New feathers for Badly Burnt Cockatoo
Many species of exotic birds around the world are now endangered. In most cases this is result of human activity of one kind or another. Birds are threatened by the destruction of their natural habitats and by poaching. There are also many less obvious threats and these include power lines.
Recently, an endangered Carnaby’s cockatoo was treated at Perth Zoo in Australia following an incident involving power lines. The unfortunate bird was singed when it was sitting close to another bird which exploded!
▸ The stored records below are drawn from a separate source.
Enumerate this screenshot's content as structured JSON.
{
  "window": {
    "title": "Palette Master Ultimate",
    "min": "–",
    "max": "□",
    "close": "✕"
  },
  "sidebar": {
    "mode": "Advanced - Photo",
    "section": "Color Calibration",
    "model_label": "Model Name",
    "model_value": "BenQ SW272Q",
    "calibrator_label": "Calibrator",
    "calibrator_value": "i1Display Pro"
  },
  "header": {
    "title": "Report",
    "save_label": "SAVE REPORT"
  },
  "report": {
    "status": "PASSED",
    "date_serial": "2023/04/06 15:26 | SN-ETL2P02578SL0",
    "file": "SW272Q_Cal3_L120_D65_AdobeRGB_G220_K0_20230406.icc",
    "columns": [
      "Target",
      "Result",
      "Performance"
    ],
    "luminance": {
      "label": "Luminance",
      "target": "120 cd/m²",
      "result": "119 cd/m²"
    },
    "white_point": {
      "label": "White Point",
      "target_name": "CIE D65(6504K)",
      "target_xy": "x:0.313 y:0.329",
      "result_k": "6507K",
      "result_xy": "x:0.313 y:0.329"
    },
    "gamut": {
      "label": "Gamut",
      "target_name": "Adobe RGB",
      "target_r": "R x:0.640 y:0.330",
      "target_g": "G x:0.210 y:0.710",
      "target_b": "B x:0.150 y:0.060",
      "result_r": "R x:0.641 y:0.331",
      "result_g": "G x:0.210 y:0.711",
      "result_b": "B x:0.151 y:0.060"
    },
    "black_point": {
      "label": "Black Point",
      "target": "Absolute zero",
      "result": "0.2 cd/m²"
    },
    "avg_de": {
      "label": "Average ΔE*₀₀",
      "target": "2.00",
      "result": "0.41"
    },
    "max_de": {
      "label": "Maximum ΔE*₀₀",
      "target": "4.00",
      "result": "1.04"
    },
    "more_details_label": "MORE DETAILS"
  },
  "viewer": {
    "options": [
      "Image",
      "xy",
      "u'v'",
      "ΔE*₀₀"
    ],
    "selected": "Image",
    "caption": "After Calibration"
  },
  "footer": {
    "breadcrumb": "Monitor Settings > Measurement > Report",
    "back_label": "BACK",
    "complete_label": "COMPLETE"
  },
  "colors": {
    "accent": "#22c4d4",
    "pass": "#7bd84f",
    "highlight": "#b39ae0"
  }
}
The juvenile victim was taken to the zoo where he was nursed for a week to help him to recover from the shock and to gain the strength he required to undergo treatment. The young cockatoo was then adjudged to be fit enough to undergo the replacement of its damaged feathers. Despite his terrible ordeal, the cockatoo was eager to eat and so quickly began to improve.
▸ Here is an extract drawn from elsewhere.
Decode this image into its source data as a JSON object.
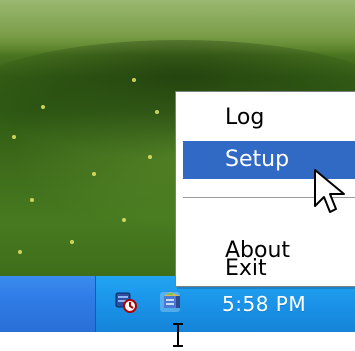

But his feathers were so badly damaged that he would have been unable to fly again without the intervention of the vets at the zoo. They were able to give the bird new plumage using nothing more technical than matchsticks and superglue!
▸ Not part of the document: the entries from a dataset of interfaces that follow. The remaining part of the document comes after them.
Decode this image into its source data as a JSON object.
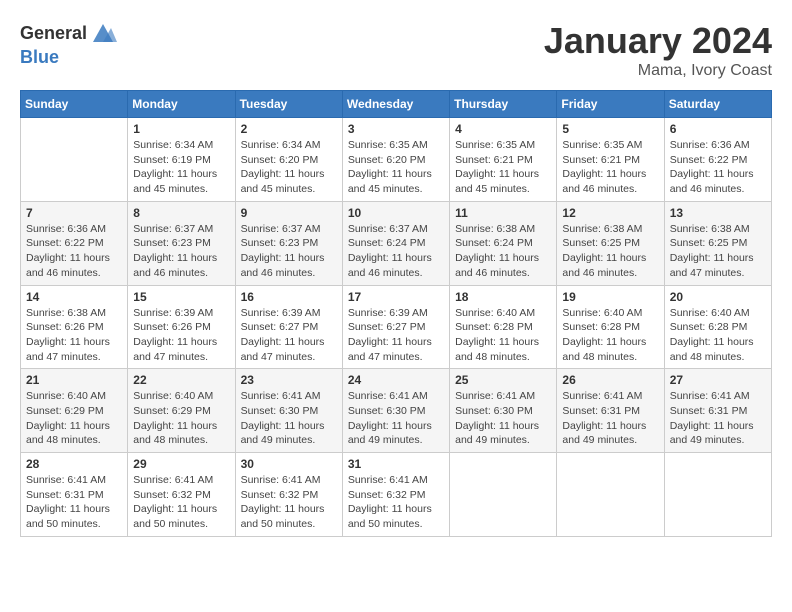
{
  "header": {
    "logo_general": "General",
    "logo_blue": "Blue",
    "month": "January 2024",
    "location": "Mama, Ivory Coast"
  },
  "weekdays": [
    "Sunday",
    "Monday",
    "Tuesday",
    "Wednesday",
    "Thursday",
    "Friday",
    "Saturday"
  ],
  "weeks": [
    [
      {
        "day": "",
        "sunrise": "",
        "sunset": "",
        "daylight": ""
      },
      {
        "day": "1",
        "sunrise": "Sunrise: 6:34 AM",
        "sunset": "Sunset: 6:19 PM",
        "daylight": "Daylight: 11 hours and 45 minutes."
      },
      {
        "day": "2",
        "sunrise": "Sunrise: 6:34 AM",
        "sunset": "Sunset: 6:20 PM",
        "daylight": "Daylight: 11 hours and 45 minutes."
      },
      {
        "day": "3",
        "sunrise": "Sunrise: 6:35 AM",
        "sunset": "Sunset: 6:20 PM",
        "daylight": "Daylight: 11 hours and 45 minutes."
      },
      {
        "day": "4",
        "sunrise": "Sunrise: 6:35 AM",
        "sunset": "Sunset: 6:21 PM",
        "daylight": "Daylight: 11 hours and 45 minutes."
      },
      {
        "day": "5",
        "sunrise": "Sunrise: 6:35 AM",
        "sunset": "Sunset: 6:21 PM",
        "daylight": "Daylight: 11 hours and 46 minutes."
      },
      {
        "day": "6",
        "sunrise": "Sunrise: 6:36 AM",
        "sunset": "Sunset: 6:22 PM",
        "daylight": "Daylight: 11 hours and 46 minutes."
      }
    ],
    [
      {
        "day": "7",
        "sunrise": "Sunrise: 6:36 AM",
        "sunset": "Sunset: 6:22 PM",
        "daylight": "Daylight: 11 hours and 46 minutes."
      },
      {
        "day": "8",
        "sunrise": "Sunrise: 6:37 AM",
        "sunset": "Sunset: 6:23 PM",
        "daylight": "Daylight: 11 hours and 46 minutes."
      },
      {
        "day": "9",
        "sunrise": "Sunrise: 6:37 AM",
        "sunset": "Sunset: 6:23 PM",
        "daylight": "Daylight: 11 hours and 46 minutes."
      },
      {
        "day": "10",
        "sunrise": "Sunrise: 6:37 AM",
        "sunset": "Sunset: 6:24 PM",
        "daylight": "Daylight: 11 hours and 46 minutes."
      },
      {
        "day": "11",
        "sunrise": "Sunrise: 6:38 AM",
        "sunset": "Sunset: 6:24 PM",
        "daylight": "Daylight: 11 hours and 46 minutes."
      },
      {
        "day": "12",
        "sunrise": "Sunrise: 6:38 AM",
        "sunset": "Sunset: 6:25 PM",
        "daylight": "Daylight: 11 hours and 46 minutes."
      },
      {
        "day": "13",
        "sunrise": "Sunrise: 6:38 AM",
        "sunset": "Sunset: 6:25 PM",
        "daylight": "Daylight: 11 hours and 47 minutes."
      }
    ],
    [
      {
        "day": "14",
        "sunrise": "Sunrise: 6:38 AM",
        "sunset": "Sunset: 6:26 PM",
        "daylight": "Daylight: 11 hours and 47 minutes."
      },
      {
        "day": "15",
        "sunrise": "Sunrise: 6:39 AM",
        "sunset": "Sunset: 6:26 PM",
        "daylight": "Daylight: 11 hours and 47 minutes."
      },
      {
        "day": "16",
        "sunrise": "Sunrise: 6:39 AM",
        "sunset": "Sunset: 6:27 PM",
        "daylight": "Daylight: 11 hours and 47 minutes."
      },
      {
        "day": "17",
        "sunrise": "Sunrise: 6:39 AM",
        "sunset": "Sunset: 6:27 PM",
        "daylight": "Daylight: 11 hours and 47 minutes."
      },
      {
        "day": "18",
        "sunrise": "Sunrise: 6:40 AM",
        "sunset": "Sunset: 6:28 PM",
        "daylight": "Daylight: 11 hours and 48 minutes."
      },
      {
        "day": "19",
        "sunrise": "Sunrise: 6:40 AM",
        "sunset": "Sunset: 6:28 PM",
        "daylight": "Daylight: 11 hours and 48 minutes."
      },
      {
        "day": "20",
        "sunrise": "Sunrise: 6:40 AM",
        "sunset": "Sunset: 6:28 PM",
        "daylight": "Daylight: 11 hours and 48 minutes."
      }
    ],
    [
      {
        "day": "21",
        "sunrise": "Sunrise: 6:40 AM",
        "sunset": "Sunset: 6:29 PM",
        "daylight": "Daylight: 11 hours and 48 minutes."
      },
      {
        "day": "22",
        "sunrise": "Sunrise: 6:40 AM",
        "sunset": "Sunset: 6:29 PM",
        "daylight": "Daylight: 11 hours and 48 minutes."
      },
      {
        "day": "23",
        "sunrise": "Sunrise: 6:41 AM",
        "sunset": "Sunset: 6:30 PM",
        "daylight": "Daylight: 11 hours and 49 minutes."
      },
      {
        "day": "24",
        "sunrise": "Sunrise: 6:41 AM",
        "sunset": "Sunset: 6:30 PM",
        "daylight": "Daylight: 11 hours and 49 minutes."
      },
      {
        "day": "25",
        "sunrise": "Sunrise: 6:41 AM",
        "sunset": "Sunset: 6:30 PM",
        "daylight": "Daylight: 11 hours and 49 minutes."
      },
      {
        "day": "26",
        "sunrise": "Sunrise: 6:41 AM",
        "sunset": "Sunset: 6:31 PM",
        "daylight": "Daylight: 11 hours and 49 minutes."
      },
      {
        "day": "27",
        "sunrise": "Sunrise: 6:41 AM",
        "sunset": "Sunset: 6:31 PM",
        "daylight": "Daylight: 11 hours and 49 minutes."
      }
    ],
    [
      {
        "day": "28",
        "sunrise": "Sunrise: 6:41 AM",
        "sunset": "Sunset: 6:31 PM",
        "daylight": "Daylight: 11 hours and 50 minutes."
      },
      {
        "day": "29",
        "sunrise": "Sunrise: 6:41 AM",
        "sunset": "Sunset: 6:32 PM",
        "daylight": "Daylight: 11 hours and 50 minutes."
      },
      {
        "day": "30",
        "sunrise": "Sunrise: 6:41 AM",
        "sunset": "Sunset: 6:32 PM",
        "daylight": "Daylight: 11 hours and 50 minutes."
      },
      {
        "day": "31",
        "sunrise": "Sunrise: 6:41 AM",
        "sunset": "Sunset: 6:32 PM",
        "daylight": "Daylight: 11 hours and 50 minutes."
      },
      {
        "day": "",
        "sunrise": "",
        "sunset": "",
        "daylight": ""
      },
      {
        "day": "",
        "sunrise": "",
        "sunset": "",
        "daylight": ""
      },
      {
        "day": "",
        "sunrise": "",
        "sunset": "",
        "daylight": ""
      }
    ]
  ]
}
The burnt remains of the cockatoo’s original feathers were first cut away. Donor feathers were then shaped using matchsticks and were glued in place. The process is called "imping" and can be used to help domestic birds which have accidentally had their wings trimmed too short or to treat birds of prey which have sustained damage to their flight feathers.
The treatment is very basic but incredibly fiddly. It is hard to get the right feathers in the right places and at the perfect angle. The feathers must be correctly positioned before the glue sets them in place. Apparently, it is like a human getting hair extensions! Apart from the cutting away of dead tissue, that is!
Back to the Wild
The cockatoo now has his new feathers and continues to recover from his burns. The vets believe that there is every chance that he will be able to fly again soon. If he does manage to fly, he will be released back into the wild. He will be sent to a wildlife sanctuary first, in preparation for his release.
It is not known precisely how many Carnaby’s cockatoos remain in the wild but populations appear to have declined by something like 50% since the 1960’s. The species is native to south-western Australia and can be identified by its black plumage, white tail and white cheeks. Land clearing and urban sprawl have severely impacted the bird’s natural habitat and numbers continue to fall at an alarming rate.
Humans caused a nightmare for the particular cockatoo in question but on this occasion at least, humans were also able to help him to survive. Let’s hope that the little fellow does manage to make it back into the wild.